> **DATA SECTION**
####
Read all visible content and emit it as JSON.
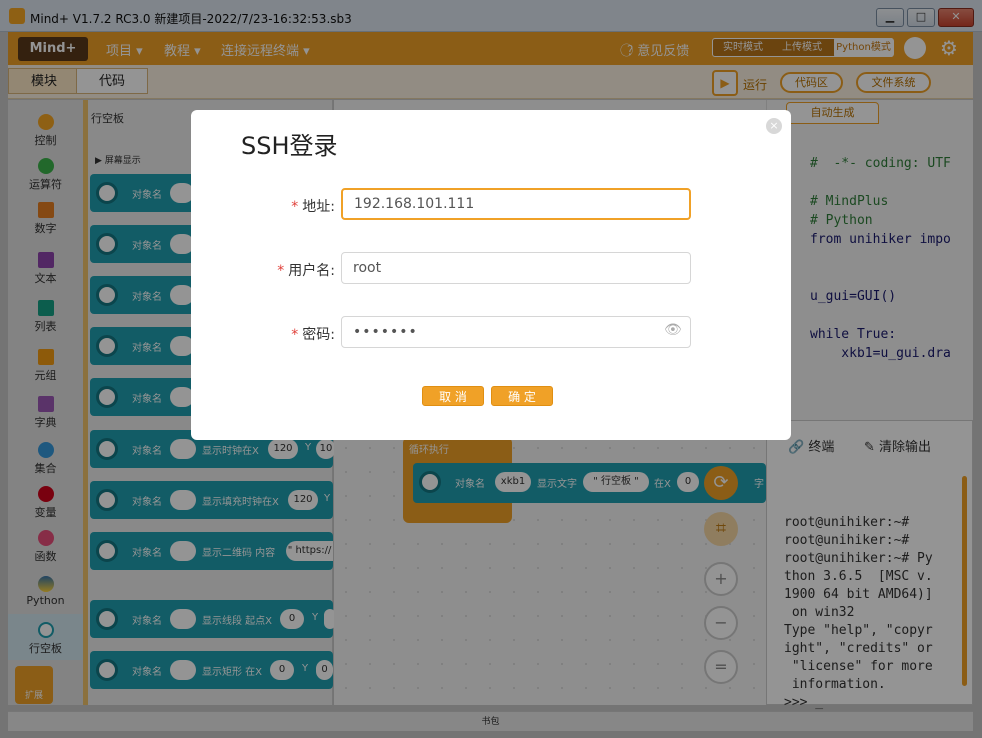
{
  "window": {
    "title": "Mind+ V1.7.2 RC3.0   新建项目-2022/7/23-16:32:53.sb3",
    "min": "▁",
    "max": "□",
    "close": "✕"
  },
  "appbar": {
    "logo": "Mind+",
    "menus": [
      "项目 ▾",
      "教程 ▾",
      "连接远程终端 ▾"
    ],
    "feedback": "意见反馈",
    "modes": [
      "实时模式",
      "上传模式",
      "Python模式"
    ]
  },
  "toolbar": {
    "tabs": [
      "模块",
      "代码"
    ],
    "run": "运行",
    "code_area": "代码区",
    "file_system": "文件系统"
  },
  "sidebar": [
    "控制",
    "运算符",
    "数字",
    "文本",
    "列表",
    "元组",
    "字典",
    "集合",
    "变量",
    "函数",
    "Python",
    "行空板",
    "扩展"
  ],
  "palette": {
    "title": "行空板",
    "section": "屏幕显示",
    "obj": "对象名",
    "rows": [
      {
        "text": "显示时钟在X",
        "a": "120",
        "b": "Y",
        "c": "10"
      },
      {
        "text": "显示填充时钟在X",
        "a": "120",
        "b": "Y",
        "c": ""
      },
      {
        "text": "显示二维码 内容",
        "a": "\" https://",
        "b": "",
        "c": ""
      },
      {
        "text": "显示线段 起点X",
        "a": "0",
        "b": "Y",
        "c": ""
      },
      {
        "text": "显示矩形 在X",
        "a": "0",
        "b": "Y",
        "c": "0"
      }
    ]
  },
  "workspace": {
    "loop": "循环执行",
    "obj": "对象名",
    "var": "xkb1",
    "text": "显示文字",
    "str": "\" 行空板 \"",
    "atx": "在X",
    "x": "0",
    "more": "字"
  },
  "code": {
    "tab": "自动生成",
    "lines": [
      "#  -*- coding: UTF",
      "",
      "# MindPlus",
      "# Python",
      "from unihiker impo",
      "",
      "",
      "u_gui=GUI()",
      "",
      "while True:",
      "    xkb1=u_gui.dra",
      ""
    ]
  },
  "terminal": {
    "tab": "终端",
    "clear": "清除输出",
    "lines": [
      "root@unihiker:~#",
      "root@unihiker:~#",
      "root@unihiker:~# Py",
      "thon 3.6.5  [MSC v.",
      "1900 64 bit AMD64)]",
      " on win32",
      "Type \"help\", \"copyr",
      "ight\", \"credits\" or",
      " \"license\" for more",
      " information.",
      ">>> _"
    ]
  },
  "bottom": "书包",
  "dialog": {
    "title": "SSH登录",
    "close": "×",
    "address_label": "地址:",
    "address": "192.168.101.111",
    "user_label": "用户名:",
    "user": "root",
    "pass_label": "密码:",
    "password": "•••••••",
    "cancel": "取 消",
    "ok": "确 定"
  }
}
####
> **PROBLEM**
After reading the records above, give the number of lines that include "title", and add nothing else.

> **SOLUTION BELOW**
3